- Vice President Lombardi and his staff will work with Greek leadership to design an entirely new recruitment process, one that promotes inclusion, reduces competition and advances the positive aspects of the Greek life system. The process will be implemented for the 2020-21 academic year and will include more structured opportunities to meet potential new members during and prior to recruitment, a member selection process that is less exclusionary, as well as a cultural shift that replaces parties with philanthropy and service activities as core process components.
- Effective immediately, all formal and informal recruitment and new member education activities must be entirely substance free, and no recruitment activities can take place after 8 p.m. Failure by any chapter to adhere to these guidelines will result in immediate removal from the recruitment and new member process, with no new class recruited that year.
I recognize that these reforms will impact the character of our Greek system. That is intentional. I also recognize that this cultural shift, so desperately needed, will be difficult to realize. But this shift will help to ensure that our Greek-letter organizations continue to be places where students can form communities of friends, develop leadership skills, and contribute to our campus and local communities in healthy and positive ways. Importantly, once these changes are implemented and embedded in the Greek community, they will be applied to other campus organizations as well.

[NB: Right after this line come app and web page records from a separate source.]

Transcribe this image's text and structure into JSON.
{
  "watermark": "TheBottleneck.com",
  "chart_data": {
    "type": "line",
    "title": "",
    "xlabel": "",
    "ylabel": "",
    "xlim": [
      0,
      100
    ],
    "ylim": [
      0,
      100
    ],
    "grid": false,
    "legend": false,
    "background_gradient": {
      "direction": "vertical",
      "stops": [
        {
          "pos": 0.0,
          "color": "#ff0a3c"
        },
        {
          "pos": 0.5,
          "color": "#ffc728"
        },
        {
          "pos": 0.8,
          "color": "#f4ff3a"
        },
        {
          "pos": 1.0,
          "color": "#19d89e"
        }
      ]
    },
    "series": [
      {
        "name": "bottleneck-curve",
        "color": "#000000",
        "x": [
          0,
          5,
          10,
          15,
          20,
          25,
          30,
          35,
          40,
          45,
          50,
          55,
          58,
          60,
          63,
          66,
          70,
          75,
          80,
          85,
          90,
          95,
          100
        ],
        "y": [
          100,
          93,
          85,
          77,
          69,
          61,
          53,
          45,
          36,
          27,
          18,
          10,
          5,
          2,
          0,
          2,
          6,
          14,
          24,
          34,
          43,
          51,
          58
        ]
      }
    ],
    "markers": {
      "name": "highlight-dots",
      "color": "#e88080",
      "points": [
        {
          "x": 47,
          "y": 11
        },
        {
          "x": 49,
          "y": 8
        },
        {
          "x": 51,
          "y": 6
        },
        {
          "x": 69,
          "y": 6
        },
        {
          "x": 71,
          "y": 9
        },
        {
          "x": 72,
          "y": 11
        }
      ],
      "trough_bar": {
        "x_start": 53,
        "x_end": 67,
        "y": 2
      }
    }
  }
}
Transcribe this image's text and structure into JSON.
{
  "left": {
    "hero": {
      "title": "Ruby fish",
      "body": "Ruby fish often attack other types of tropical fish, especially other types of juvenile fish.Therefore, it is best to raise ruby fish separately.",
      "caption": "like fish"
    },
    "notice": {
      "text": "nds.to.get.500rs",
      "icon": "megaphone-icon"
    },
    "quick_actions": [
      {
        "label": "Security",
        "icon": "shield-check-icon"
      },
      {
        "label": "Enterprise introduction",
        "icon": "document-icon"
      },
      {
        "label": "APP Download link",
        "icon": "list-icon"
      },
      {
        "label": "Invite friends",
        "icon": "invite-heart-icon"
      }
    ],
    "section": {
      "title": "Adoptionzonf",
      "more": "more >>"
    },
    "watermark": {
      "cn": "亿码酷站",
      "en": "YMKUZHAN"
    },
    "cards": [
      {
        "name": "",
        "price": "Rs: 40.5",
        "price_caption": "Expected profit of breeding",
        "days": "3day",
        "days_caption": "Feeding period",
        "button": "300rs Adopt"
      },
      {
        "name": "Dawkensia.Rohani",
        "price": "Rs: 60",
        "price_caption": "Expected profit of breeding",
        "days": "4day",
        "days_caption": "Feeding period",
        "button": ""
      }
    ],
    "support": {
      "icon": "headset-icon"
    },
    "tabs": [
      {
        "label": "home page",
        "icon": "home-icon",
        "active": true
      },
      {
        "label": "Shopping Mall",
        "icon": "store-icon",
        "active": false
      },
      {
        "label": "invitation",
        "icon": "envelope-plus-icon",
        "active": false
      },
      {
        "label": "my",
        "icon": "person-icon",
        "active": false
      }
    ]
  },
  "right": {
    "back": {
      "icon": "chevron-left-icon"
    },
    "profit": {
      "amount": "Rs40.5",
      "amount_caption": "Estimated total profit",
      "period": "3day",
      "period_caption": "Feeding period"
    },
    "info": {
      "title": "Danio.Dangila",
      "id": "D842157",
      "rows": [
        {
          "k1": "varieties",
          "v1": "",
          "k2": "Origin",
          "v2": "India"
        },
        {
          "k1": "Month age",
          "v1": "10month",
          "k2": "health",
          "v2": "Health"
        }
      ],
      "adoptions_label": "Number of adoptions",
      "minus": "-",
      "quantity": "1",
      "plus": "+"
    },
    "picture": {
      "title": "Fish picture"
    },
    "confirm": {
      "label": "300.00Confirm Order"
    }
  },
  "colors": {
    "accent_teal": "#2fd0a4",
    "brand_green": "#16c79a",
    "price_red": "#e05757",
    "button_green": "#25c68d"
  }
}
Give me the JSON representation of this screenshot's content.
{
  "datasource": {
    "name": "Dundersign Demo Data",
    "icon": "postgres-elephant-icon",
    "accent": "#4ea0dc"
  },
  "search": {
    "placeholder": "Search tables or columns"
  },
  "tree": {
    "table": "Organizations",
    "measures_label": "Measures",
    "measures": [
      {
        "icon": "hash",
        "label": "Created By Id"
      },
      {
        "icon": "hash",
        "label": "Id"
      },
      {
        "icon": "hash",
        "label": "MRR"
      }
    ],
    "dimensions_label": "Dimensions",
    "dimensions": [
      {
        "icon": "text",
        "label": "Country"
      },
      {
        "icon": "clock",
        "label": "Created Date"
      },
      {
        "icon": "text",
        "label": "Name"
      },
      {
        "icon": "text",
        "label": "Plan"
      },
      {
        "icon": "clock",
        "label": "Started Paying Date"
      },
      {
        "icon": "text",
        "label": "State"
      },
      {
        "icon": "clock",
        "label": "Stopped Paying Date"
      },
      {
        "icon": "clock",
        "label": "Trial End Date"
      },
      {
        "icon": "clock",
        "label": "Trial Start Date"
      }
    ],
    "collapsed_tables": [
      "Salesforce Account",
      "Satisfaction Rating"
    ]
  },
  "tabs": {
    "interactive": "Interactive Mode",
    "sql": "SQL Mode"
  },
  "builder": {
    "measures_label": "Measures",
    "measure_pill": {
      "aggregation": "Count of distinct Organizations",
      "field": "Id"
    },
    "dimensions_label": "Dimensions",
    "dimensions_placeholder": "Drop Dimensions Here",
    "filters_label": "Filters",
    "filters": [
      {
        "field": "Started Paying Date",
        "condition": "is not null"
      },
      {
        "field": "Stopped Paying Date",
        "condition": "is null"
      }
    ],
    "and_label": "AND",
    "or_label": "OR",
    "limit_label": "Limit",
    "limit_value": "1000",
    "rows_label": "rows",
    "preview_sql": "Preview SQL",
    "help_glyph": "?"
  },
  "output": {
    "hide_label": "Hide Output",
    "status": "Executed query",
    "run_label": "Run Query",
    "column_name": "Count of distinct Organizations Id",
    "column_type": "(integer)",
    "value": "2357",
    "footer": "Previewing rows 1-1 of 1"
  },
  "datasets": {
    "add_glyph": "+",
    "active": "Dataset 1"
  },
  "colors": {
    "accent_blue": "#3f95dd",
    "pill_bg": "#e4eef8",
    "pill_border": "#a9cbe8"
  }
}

I look forward to working with all of you on implementing these changes and to creating a different – but stronger and healthier – Greek system for Cornell.